Pediatr Allergy Immunol 2010: 21: 595–602.
© 2009 John Wiley & Sons A/S

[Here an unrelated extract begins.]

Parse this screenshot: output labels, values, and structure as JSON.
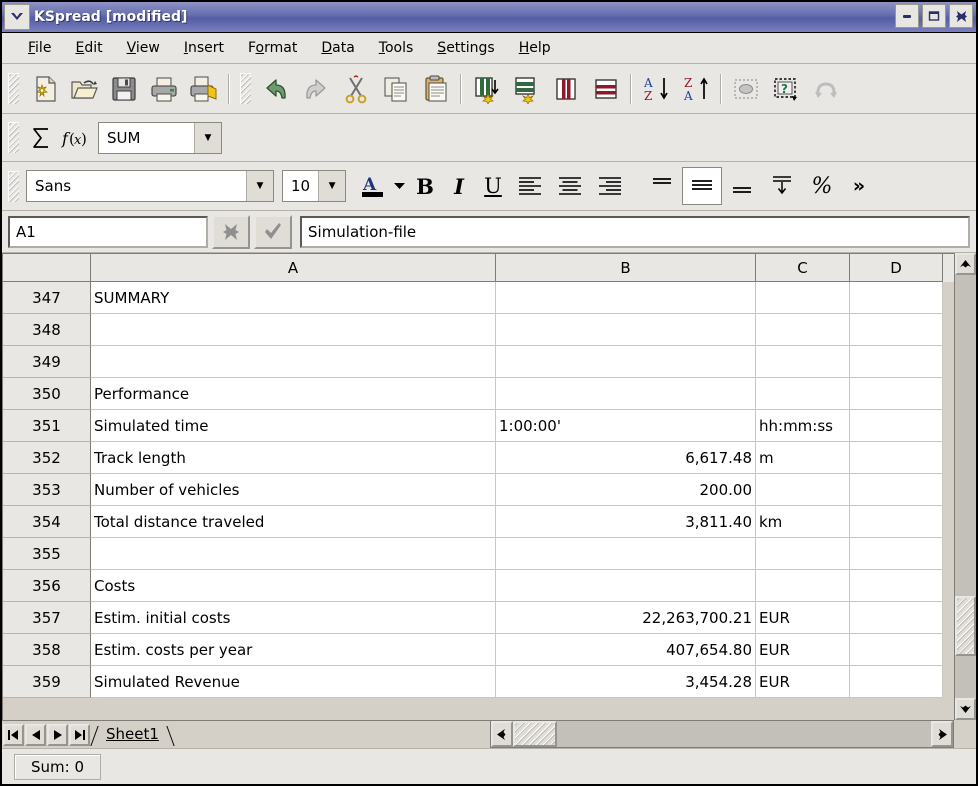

Teenagers are a high-risk group for food-hypersensitivity fatalities, engage in risk-taking behaviours and may experience impaired quality of life. Understanding their experience is important to inform their care. This study aimed to describe the lived experiences of teenagers with food hypersensitivity. Individual semi-structured interviews were conducted with 21 teenagers (13–18 yr) with food hypersensitivity to a variety of foods and analysed using a phenomenological approach. Teenagers described living with (or coming to know) food hypersensitivity (FHS) as a way of life but still found living with food hypersensitivity to be burdensome. A necessary part of living with food hypersensitivity was coping with associated burden; a variety of coping strategies were employed to this effect. Teenagers described ways in which the burden of living with food hypersensitivity was alleviated or exacerbated by others. Management of food hypersensitivity was based on an assessment of acceptable risk resulting in varying levels of precaution taking. Teenagers’ understanding of their FHS and ability to cope with it needs to be regularly assessed. Educational support may be required to ensure they take an appropriate level of precautions to minimize the chance of future reactions while not over compromising their quality of life. Psychological support may be required to help them to utilize healthy adaptive strategies to cope with the stresses of living with FHS. This approach is also likely to facilitate the smooth handover of responsibility from parent to teenager.